Simple interventions may reduce recall rates for women undergoing full-field digital mammography (FFDM) and digital breast tomosynthesis (DBT), according to a study published in Academic Radiology.
Researchers from Johns Hopkins University School of Medicine in Baltimore, MD, and Columbia University in New York City, wanted to determine the impact of interventions designed to reduce screening mammography recall rates on screening performance metrics.
The researchers assessed the baseline performance for FFDM and DBT for a 3-year period before intervention, and sought to increase awareness of recalls from screening mammography. The first intervention included breast imagers discussing their perceptions regarding screening recalls and were required to review their own recalled cases, including outcomes of diagnostic evaluation and biopsy. The second intervention implemented consensus double reading of all recalls, requiring two radiologists to agree if recall was necessary. Recall rates, cancer detection rates, and positive predictive value 1 (PPV1) were compared before and after each intervention.
The results showed a significant change in recall rates after the intervention:
|Baseline||Intervention 1 (Awareness)||Intervention 2 (Consensus)|
|Recall rate||FFDM - 11.1%; DBT - 7.6%||FFDM – 9.2%; DBT – 6.6%||FFDM – 9.9%; DBT – 7.2%|
|Cancer detection rate (per 1,000)||FFDM – 3.8; DBT – 4.8||FFDM – 3.1; DBT – 6.2||FFDM – 5.9; DBT – 5.7|
|PPVI||FFDM – 3.4%; DBT – 6%||FFDM – 3.1%; DBT – 10.8%||FFDM – 5.7%; DBT – 9%td>|
Cancer detection rate did not significantly change with the implementation of these interventions. An average of 2.3 minutes was spent consulting for each recall.
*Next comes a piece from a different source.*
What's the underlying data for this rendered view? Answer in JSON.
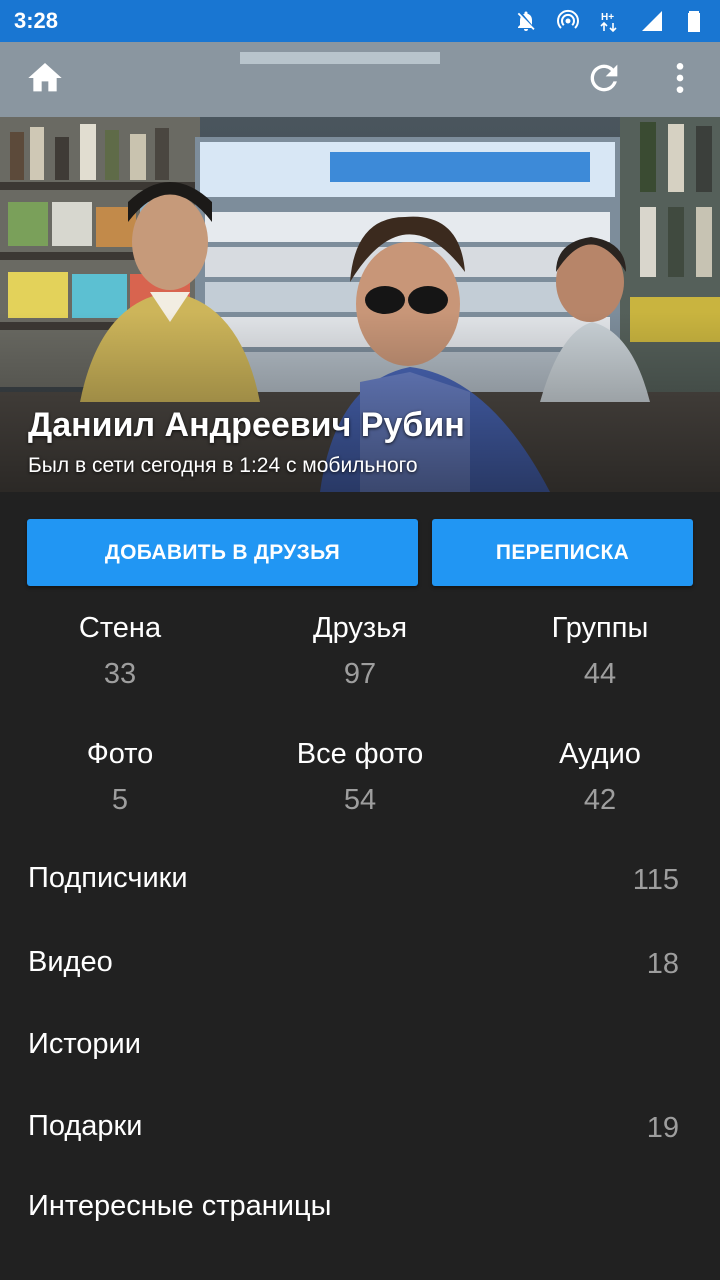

The researchers concluded that their interventions improved performance and could be implemented in other breast imaging settings.